If avid gardeners are usually a passionate bunch, organic gardeners are perhaps even more so. Not only are they caretakers of their little corner of the earth, but they have taken a broader view, recognizing the ecosystem we all impact.
On a recent beautiful day, Troutdale's Rita Alm busily prepares her organic garden for hordes of similarly minded visitors as part of Metro's annual Natural Delights Tour on Sunday, July 16.
'If I could only talk one person into going organic,' she says, 'that would be good.'
What makes a gardener organic? Rain barrels instead of sprinklers. Native plants instead of showy annuals. A safe haven for birds and bugs. Clover instead of weed killer. Copper sheet barriers instead of slug bait.
The list could go on and on. The bottom line for many natural garden converts is that creating chemical-free beauty brings rewards and peace of mind.
'I don't use anything that ends in c-i-d-e,' Alm says. 'I think it's healthier to be organic, and in many ways, it's easier.'
Sue Ruonala, whose Gresham garden also will be featured in this year's Natural Delights Tour, couldn't agree more.
'I love the idea of not using chemicals,' she says. 'If you stop and think about chemicals, they kill things.
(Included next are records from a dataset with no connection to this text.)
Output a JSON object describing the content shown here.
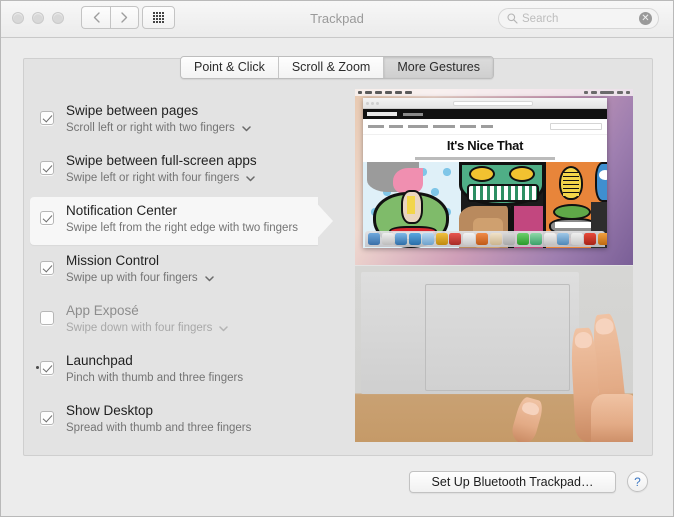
{
  "window": {
    "title": "Trackpad",
    "traffic_lights": [
      "close",
      "minimize",
      "zoom"
    ]
  },
  "toolbar": {
    "back_label": "‹",
    "forward_label": "›",
    "show_all_label": "show-all-grid"
  },
  "search": {
    "placeholder": "Search",
    "value": "",
    "clear_label": "✕",
    "icon": "search-icon"
  },
  "tabs": [
    {
      "label": "Point & Click",
      "active": false
    },
    {
      "label": "Scroll & Zoom",
      "active": false
    },
    {
      "label": "More Gestures",
      "active": true
    }
  ],
  "gestures": [
    {
      "title": "Swipe between pages",
      "description": "Scroll left or right with two fingers",
      "checked": true,
      "enabled": true,
      "has_dropdown": true,
      "selected": false
    },
    {
      "title": "Swipe between full-screen apps",
      "description": "Swipe left or right with four fingers",
      "checked": true,
      "enabled": true,
      "has_dropdown": true,
      "selected": false
    },
    {
      "title": "Notification Center",
      "description": "Swipe left from the right edge with two fingers",
      "checked": true,
      "enabled": true,
      "has_dropdown": false,
      "selected": true
    },
    {
      "title": "Mission Control",
      "description": "Swipe up with four fingers",
      "checked": true,
      "enabled": true,
      "has_dropdown": true,
      "selected": false
    },
    {
      "title": "App Exposé",
      "description": "Swipe down with four fingers",
      "checked": false,
      "enabled": false,
      "has_dropdown": true,
      "selected": false
    },
    {
      "title": "Launchpad",
      "description": "Pinch with thumb and three fingers",
      "checked": true,
      "enabled": true,
      "has_dropdown": false,
      "selected": false
    },
    {
      "title": "Show Desktop",
      "description": "Spread with thumb and three fingers",
      "checked": true,
      "enabled": true,
      "has_dropdown": false,
      "selected": false
    }
  ],
  "preview": {
    "screen_demo": {
      "site_title": "It's Nice That",
      "description": "screen recording of a website with colorful pop-art faces"
    },
    "hand_demo": {
      "description": "hand swiping two fingers from right edge of a trackpad"
    }
  },
  "footer": {
    "bluetooth_button": "Set Up Bluetooth Trackpad…",
    "help_button": "?"
  },
  "colors": {
    "window_bg": "#ececec",
    "panel_bg": "#e3e3e3",
    "selected_row": "#f7f7f7",
    "title_text": "#9a9a9a",
    "help_blue": "#3c77c2"
  }
}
Why would I want that in my yard and around me?'
It is too late to register for this year's 28-garden tour, which features gardens from all over the Portland metropolitan area, but there are many lessons to be gleaned from these two East County natural gardeners, and plenty more information available on Metro's Web site, www.metro-region.org.